Although some Saints ignored these threats, other local Church leaders and members in Cedar City, Utah, advocated violence. Isaac C. Haight, a stake president and militia leader, sent John D. Lee, a militia major, to lead an attack on the emigrant company. When the president reported the plan to his council, other leaders objected and requested that he call off the attack and instead send an express rider to Brigham Young in Salt Lake City for guidance. But the men Haight had sent to attack the emigrants carried out their plans before they received the order not to attack. The emigrants fought back, and a siege ensued.
Over the next few days, events escalated, and Latter-day Saint militiamen planned and carried out a massacre. They lured the emigrants from their circled wagons with a false flag of truce and, aided by Paiute Indians they had recruited, slaughtered them. Between the first attack and the final slaughter, 120 were killed. The express rider returned two days after the massacre. He carried a letter from Brigham Young telling local leaders to “not meddle” with the emigrants and to allow them to pass through southern Utah in peace.6 The militiamen sought to cover up the crime by placing the entire blame on local Paiutes, some of whom were also members of the Church.
Two Latter-day Saints were eventually excommunicated from the Church for their participation, and a grand jury that included Latter-day Saints indicted nine men. Only one participant, John D. Lee, was convicted and executed for the crime, which fueled false allegations that the massacre had been ordered by Brigham Young.7
In the early 2000s, the Church made diligent efforts to learn everything possible about the massacre. Historians in the Church History Department scoured archives throughout the United States for historical records; every Church record on the massacre was also opened to scrutiny. A resulting book published by Oxford University Press in 2008 by authors Ronald W. Walker, Richard E. Turley Jr., and Glen M. Leonard concluded that while intemperate preaching about outsiders by Brigham Young, George A. Smith, and other leaders contributed to a climate of hostility, Young did not order the massacre. Rather, verbal confrontations between individuals in the wagon train and southern Utah settlers created great alarm, particularly within the context of the Utah War and other adversarial events. A series of tragic decisions by local Church leaders—who also held key civic and militia leadership roles in southern Utah—led to the massacre.8
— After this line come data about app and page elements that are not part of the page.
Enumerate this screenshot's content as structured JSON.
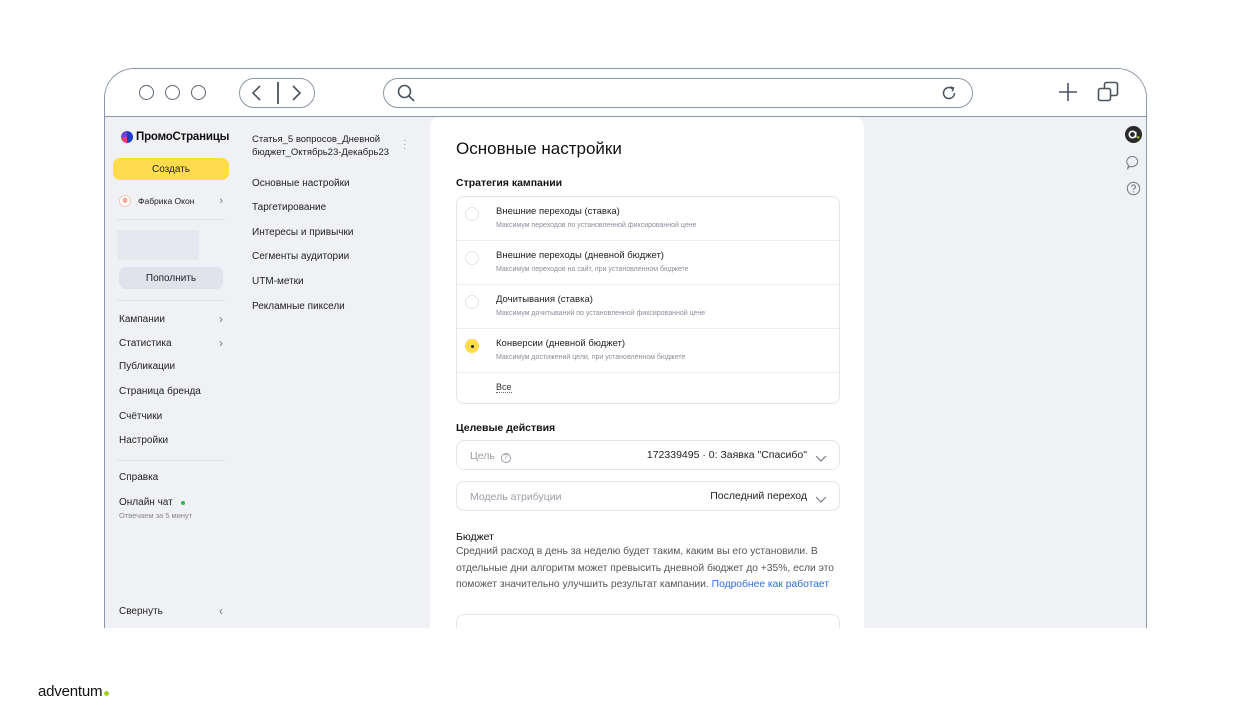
{
  "sidebar": {
    "logo": "ПромоСтраницы",
    "create_label": "Создать",
    "account_name": "Фабрика Окон",
    "account_avatar_letter": "Ф",
    "topup_label": "Пополнить",
    "items": [
      {
        "label": "Кампании"
      },
      {
        "label": "Статистика"
      },
      {
        "label": "Публикации"
      },
      {
        "label": "Страница бренда"
      },
      {
        "label": "Счётчики"
      },
      {
        "label": "Настройки"
      }
    ],
    "help_label": "Справка",
    "chat_label": "Онлайн чат",
    "chat_sub": "Отвечаем за 5 минут",
    "collapse_label": "Свернуть"
  },
  "subnav": {
    "campaign_title": "Статья_5 вопросов_Дневной бюджет_Октябрь23-Декабрь23",
    "items": [
      {
        "label": "Основные настройки"
      },
      {
        "label": "Таргетирование"
      },
      {
        "label": "Интересы и привычки"
      },
      {
        "label": "Сегменты аудитории"
      },
      {
        "label": "UTM-метки"
      },
      {
        "label": "Рекламные пиксели"
      }
    ]
  },
  "main": {
    "title": "Основные настройки",
    "strategy_label": "Стратегия кампании",
    "strategies": [
      {
        "title": "Внешние переходы (ставка)",
        "subtitle": "Максимум переходов по установленной фиксированной цене",
        "selected": false
      },
      {
        "title": "Внешние переходы (дневной бюджет)",
        "subtitle": "Максимум переходов на сайт, при установленном бюджете",
        "selected": false
      },
      {
        "title": "Дочитывания (ставка)",
        "subtitle": "Максимум дочитываний по установленной фиксированной цене",
        "selected": false
      },
      {
        "title": "Конверсии (дневной бюджет)",
        "subtitle": "Максимум достижений цели, при установленном бюджете",
        "selected": true
      }
    ],
    "all_link": "Все",
    "target_label": "Целевые действия",
    "goal_label": "Цель",
    "goal_value": "172339495 · 0: Заявка \"Спасибо\"",
    "attribution_label": "Модель атрибуции",
    "attribution_value": "Последний переход",
    "budget_label": "Бюджет",
    "budget_text": "Средний расход в день за неделю будет таким, каким вы его установили. В отдельные дни алгоритм может превысить дневной бюджет до +35%, если это поможет значительно улучшить результат кампании.",
    "budget_link": "Подробнее как работает"
  },
  "footer": {
    "brand": "adventum"
  },
  "colors": {
    "accent_yellow": "#ffdb4d",
    "link_blue": "#2d6ddf",
    "app_background": "#f0f1f5",
    "online_green": "#2ab950"
  },
  "icons": [
    "search-icon",
    "reload-icon",
    "new-tab-plus-icon",
    "windows-icon",
    "back-chevron-icon",
    "forward-chevron-icon",
    "user-avatar-icon",
    "chat-bubble-icon",
    "help-circle-icon",
    "chevron-down-icon"
  ]
}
In 1990, relatives of the Arkansas emigrants joined with representatives of the Paiute Nation, Latter-day Saint residents of southern Utah, and Church leaders in dedicating a memorial at Mountain Meadows. Rex E. Lee, president of Brigham Young University and descendant of John D. Lee, held hands with victims’ descendants and thanked them “for your Christian-like willingness to forgive.”9 On the 150th anniversary of the massacre, President Henry B. Eyring taught, “The gospel of Jesus Christ that we espouse, abhors the cold-blooded killing of men, women, and children. Indeed, it advocates peace and forgiveness. What was done here long ago by members of our Church represents a terrible and inexcusable departure from Christian teaching and conduct.”10